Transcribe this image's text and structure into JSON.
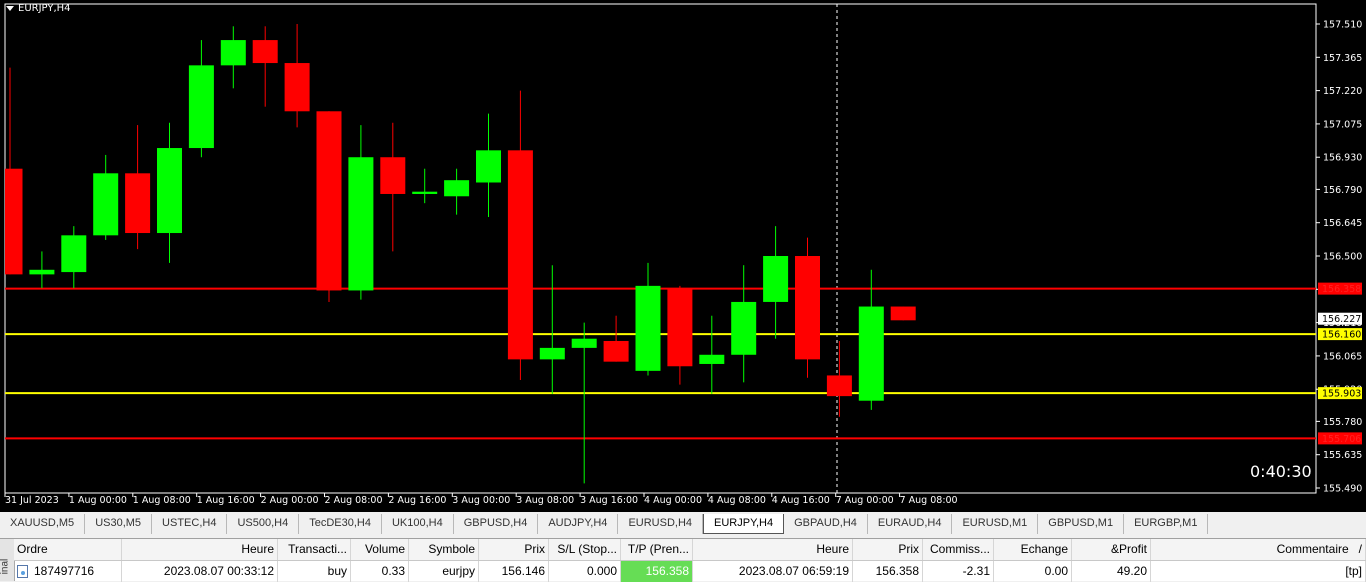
{
  "chart": {
    "symbol": "EURJPY,H4",
    "timer": "0:40:30",
    "colors": {
      "bull": "#00ff00",
      "bear": "#ff0000",
      "wick": "#00ff00",
      "axis_text": "#ffffff",
      "background": "#000000"
    },
    "price_levels": [
      "157.510",
      "157.365",
      "157.220",
      "157.075",
      "156.930",
      "156.790",
      "156.645",
      "156.500",
      "156.355",
      "156.210",
      "156.065",
      "155.920",
      "155.780",
      "155.635",
      "155.490"
    ],
    "time_labels": [
      "31 Jul 2023",
      "1 Aug 00:00",
      "1 Aug 08:00",
      "1 Aug 16:00",
      "2 Aug 00:00",
      "2 Aug 08:00",
      "2 Aug 16:00",
      "3 Aug 00:00",
      "3 Aug 08:00",
      "3 Aug 16:00",
      "4 Aug 00:00",
      "4 Aug 08:00",
      "4 Aug 16:00",
      "7 Aug 00:00",
      "7 Aug 08:00"
    ],
    "tagged_levels": [
      {
        "value": "156.358",
        "color": "#ff0000",
        "text_color": "#ff2222",
        "tag_bg": "#ff0000"
      },
      {
        "value": "156.160",
        "color": "#ffff00",
        "text_color": "#000000",
        "tag_bg": "#ffff00"
      },
      {
        "value": "155.903",
        "color": "#ffff00",
        "text_color": "#000000",
        "tag_bg": "#ffff00"
      },
      {
        "value": "155.706",
        "color": "#ff0000",
        "text_color": "#ff2222",
        "tag_bg": "#ff0000"
      }
    ],
    "current_price": "156.227",
    "candles": [
      {
        "o": 156.88,
        "h": 157.32,
        "l": 156.42,
        "c": 156.42
      },
      {
        "o": 156.42,
        "h": 156.52,
        "l": 156.36,
        "c": 156.44
      },
      {
        "o": 156.43,
        "h": 156.63,
        "l": 156.36,
        "c": 156.59
      },
      {
        "o": 156.59,
        "h": 156.94,
        "l": 156.57,
        "c": 156.86
      },
      {
        "o": 156.86,
        "h": 157.07,
        "l": 156.53,
        "c": 156.6
      },
      {
        "o": 156.6,
        "h": 157.08,
        "l": 156.47,
        "c": 156.97
      },
      {
        "o": 156.97,
        "h": 157.44,
        "l": 156.93,
        "c": 157.33
      },
      {
        "o": 157.33,
        "h": 157.5,
        "l": 157.23,
        "c": 157.44
      },
      {
        "o": 157.44,
        "h": 157.5,
        "l": 157.15,
        "c": 157.34
      },
      {
        "o": 157.34,
        "h": 157.51,
        "l": 157.06,
        "c": 157.13
      },
      {
        "o": 157.13,
        "h": 157.13,
        "l": 156.3,
        "c": 156.35
      },
      {
        "o": 156.35,
        "h": 157.07,
        "l": 156.31,
        "c": 156.93
      },
      {
        "o": 156.93,
        "h": 157.08,
        "l": 156.52,
        "c": 156.77
      },
      {
        "o": 156.77,
        "h": 156.88,
        "l": 156.73,
        "c": 156.78
      },
      {
        "o": 156.76,
        "h": 156.88,
        "l": 156.68,
        "c": 156.83
      },
      {
        "o": 156.82,
        "h": 157.12,
        "l": 156.67,
        "c": 156.96
      },
      {
        "o": 156.96,
        "h": 157.22,
        "l": 155.96,
        "c": 156.05
      },
      {
        "o": 156.05,
        "h": 156.46,
        "l": 155.9,
        "c": 156.1
      },
      {
        "o": 156.1,
        "h": 156.21,
        "l": 155.51,
        "c": 156.14
      },
      {
        "o": 156.13,
        "h": 156.24,
        "l": 156.04,
        "c": 156.04
      },
      {
        "o": 156.0,
        "h": 156.47,
        "l": 155.98,
        "c": 156.37
      },
      {
        "o": 156.36,
        "h": 156.37,
        "l": 155.94,
        "c": 156.02
      },
      {
        "o": 156.03,
        "h": 156.24,
        "l": 155.9,
        "c": 156.07
      },
      {
        "o": 156.07,
        "h": 156.46,
        "l": 155.95,
        "c": 156.3
      },
      {
        "o": 156.3,
        "h": 156.63,
        "l": 156.14,
        "c": 156.5
      },
      {
        "o": 156.5,
        "h": 156.58,
        "l": 155.97,
        "c": 156.05
      },
      {
        "o": 155.98,
        "h": 156.13,
        "l": 155.8,
        "c": 155.89
      },
      {
        "o": 155.87,
        "h": 156.44,
        "l": 155.83,
        "c": 156.28
      },
      {
        "o": 156.28,
        "h": 156.28,
        "l": 156.22,
        "c": 156.22
      }
    ]
  },
  "tabs": [
    "XAUUSD,M5",
    "US30,M5",
    "USTEC,H4",
    "US500,H4",
    "TecDE30,H4",
    "UK100,H4",
    "GBPUSD,H4",
    "AUDJPY,H4",
    "EURUSD,H4",
    "EURJPY,H4",
    "GBPAUD,H4",
    "EURAUD,H4",
    "EURUSD,M1",
    "GBPUSD,M1",
    "EURGBP,M1"
  ],
  "active_tab": "EURJPY,H4",
  "terminal": {
    "side_label": "inal",
    "headers": [
      "Ordre",
      "Heure",
      "Transacti...",
      "Volume",
      "Symbole",
      "Prix",
      "S/L (Stop...",
      "T/P (Pren...",
      "Heure",
      "Prix",
      "Commiss...",
      "Echange",
      "&Profit",
      "Commentaire"
    ],
    "sort_arrow": "/",
    "row": [
      "187497716",
      "2023.08.07 00:33:12",
      "buy",
      "0.33",
      "eurjpy",
      "156.146",
      "0.000",
      "156.358",
      "2023.08.07 06:59:19",
      "156.358",
      "-2.31",
      "0.00",
      "49.20",
      "[tp]"
    ]
  }
}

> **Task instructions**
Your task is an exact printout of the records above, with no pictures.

> **Finished task**
Transcribe this image's text and structure into JSON.
{
  "chart": {
    "symbol": "EURJPY,H4",
    "timer": "0:40:30",
    "colors": {
      "bull": "#00ff00",
      "bear": "#ff0000",
      "wick": "#00ff00",
      "axis_text": "#ffffff",
      "background": "#000000"
    },
    "price_levels": [
      "157.510",
      "157.365",
      "157.220",
      "157.075",
      "156.930",
      "156.790",
      "156.645",
      "156.500",
      "156.355",
      "156.210",
      "156.065",
      "155.920",
      "155.780",
      "155.635",
      "155.490"
    ],
    "time_labels": [
      "31 Jul 2023",
      "1 Aug 00:00",
      "1 Aug 08:00",
      "1 Aug 16:00",
      "2 Aug 00:00",
      "2 Aug 08:00",
      "2 Aug 16:00",
      "3 Aug 00:00",
      "3 Aug 08:00",
      "3 Aug 16:00",
      "4 Aug 00:00",
      "4 Aug 08:00",
      "4 Aug 16:00",
      "7 Aug 00:00",
      "7 Aug 08:00"
    ],
    "tagged_levels": [
      {
        "value": "156.358",
        "color": "#ff0000",
        "text_color": "#ff2222",
        "tag_bg": "#ff0000"
      },
      {
        "value": "156.160",
        "color": "#ffff00",
        "text_color": "#000000",
        "tag_bg": "#ffff00"
      },
      {
        "value": "155.903",
        "color": "#ffff00",
        "text_color": "#000000",
        "tag_bg": "#ffff00"
      },
      {
        "value": "155.706",
        "color": "#ff0000",
        "text_color": "#ff2222",
        "tag_bg": "#ff0000"
      }
    ],
    "current_price": "156.227",
    "candles": [
      {
        "o": 156.88,
        "h": 157.32,
        "l": 156.42,
        "c": 156.42
      },
      {
        "o": 156.42,
        "h": 156.52,
        "l": 156.36,
        "c": 156.44
      },
      {
        "o": 156.43,
        "h": 156.63,
        "l": 156.36,
        "c": 156.59
      },
      {
        "o": 156.59,
        "h": 156.94,
        "l": 156.57,
        "c": 156.86
      },
      {
        "o": 156.86,
        "h": 157.07,
        "l": 156.53,
        "c": 156.6
      },
      {
        "o": 156.6,
        "h": 157.08,
        "l": 156.47,
        "c": 156.97
      },
      {
        "o": 156.97,
        "h": 157.44,
        "l": 156.93,
        "c": 157.33
      },
      {
        "o": 157.33,
        "h": 157.5,
        "l": 157.23,
        "c": 157.44
      },
      {
        "o": 157.44,
        "h": 157.5,
        "l": 157.15,
        "c": 157.34
      },
      {
        "o": 157.34,
        "h": 157.51,
        "l": 157.06,
        "c": 157.13
      },
      {
        "o": 157.13,
        "h": 157.13,
        "l": 156.3,
        "c": 156.35
      },
      {
        "o": 156.35,
        "h": 157.07,
        "l": 156.31,
        "c": 156.93
      },
      {
        "o": 156.93,
        "h": 157.08,
        "l": 156.52,
        "c": 156.77
      },
      {
        "o": 156.77,
        "h": 156.88,
        "l": 156.73,
        "c": 156.78
      },
      {
        "o": 156.76,
        "h": 156.88,
        "l": 156.68,
        "c": 156.83
      },
      {
        "o": 156.82,
        "h": 157.12,
        "l": 156.67,
        "c": 156.96
      },
      {
        "o": 156.96,
        "h": 157.22,
        "l": 155.96,
        "c": 156.05
      },
      {
        "o": 156.05,
        "h": 156.46,
        "l": 155.9,
        "c": 156.1
      },
      {
        "o": 156.1,
        "h": 156.21,
        "l": 155.51,
        "c": 156.14
      },
      {
        "o": 156.13,
        "h": 156.24,
        "l": 156.04,
        "c": 156.04
      },
      {
        "o": 156.0,
        "h": 156.47,
        "l": 155.98,
        "c": 156.37
      },
      {
        "o": 156.36,
        "h": 156.37,
        "l": 155.94,
        "c": 156.02
      },
      {
        "o": 156.03,
        "h": 156.24,
        "l": 155.9,
        "c": 156.07
      },
      {
        "o": 156.07,
        "h": 156.46,
        "l": 155.95,
        "c": 156.3
      },
      {
        "o": 156.3,
        "h": 156.63,
        "l": 156.14,
        "c": 156.5
      },
      {
        "o": 156.5,
        "h": 156.58,
        "l": 155.97,
        "c": 156.05
      },
      {
        "o": 155.98,
        "h": 156.13,
        "l": 155.8,
        "c": 155.89
      },
      {
        "o": 155.87,
        "h": 156.44,
        "l": 155.83,
        "c": 156.28
      },
      {
        "o": 156.28,
        "h": 156.28,
        "l": 156.22,
        "c": 156.22
      }
    ]
  },
  "tabs": [
    "XAUUSD,M5",
    "US30,M5",
    "USTEC,H4",
    "US500,H4",
    "TecDE30,H4",
    "UK100,H4",
    "GBPUSD,H4",
    "AUDJPY,H4",
    "EURUSD,H4",
    "EURJPY,H4",
    "GBPAUD,H4",
    "EURAUD,H4",
    "EURUSD,M1",
    "GBPUSD,M1",
    "EURGBP,M1"
  ],
  "active_tab": "EURJPY,H4",
  "terminal": {
    "side_label": "inal",
    "headers": [
      "Ordre",
      "Heure",
      "Transacti...",
      "Volume",
      "Symbole",
      "Prix",
      "S/L (Stop...",
      "T/P (Pren...",
      "Heure",
      "Prix",
      "Commiss...",
      "Echange",
      "&Profit",
      "Commentaire"
    ],
    "sort_arrow": "/",
    "row": [
      "187497716",
      "2023.08.07 00:33:12",
      "buy",
      "0.33",
      "eurjpy",
      "156.146",
      "0.000",
      "156.358",
      "2023.08.07 06:59:19",
      "156.358",
      "-2.31",
      "0.00",
      "49.20",
      "[tp]"
    ]
  }
}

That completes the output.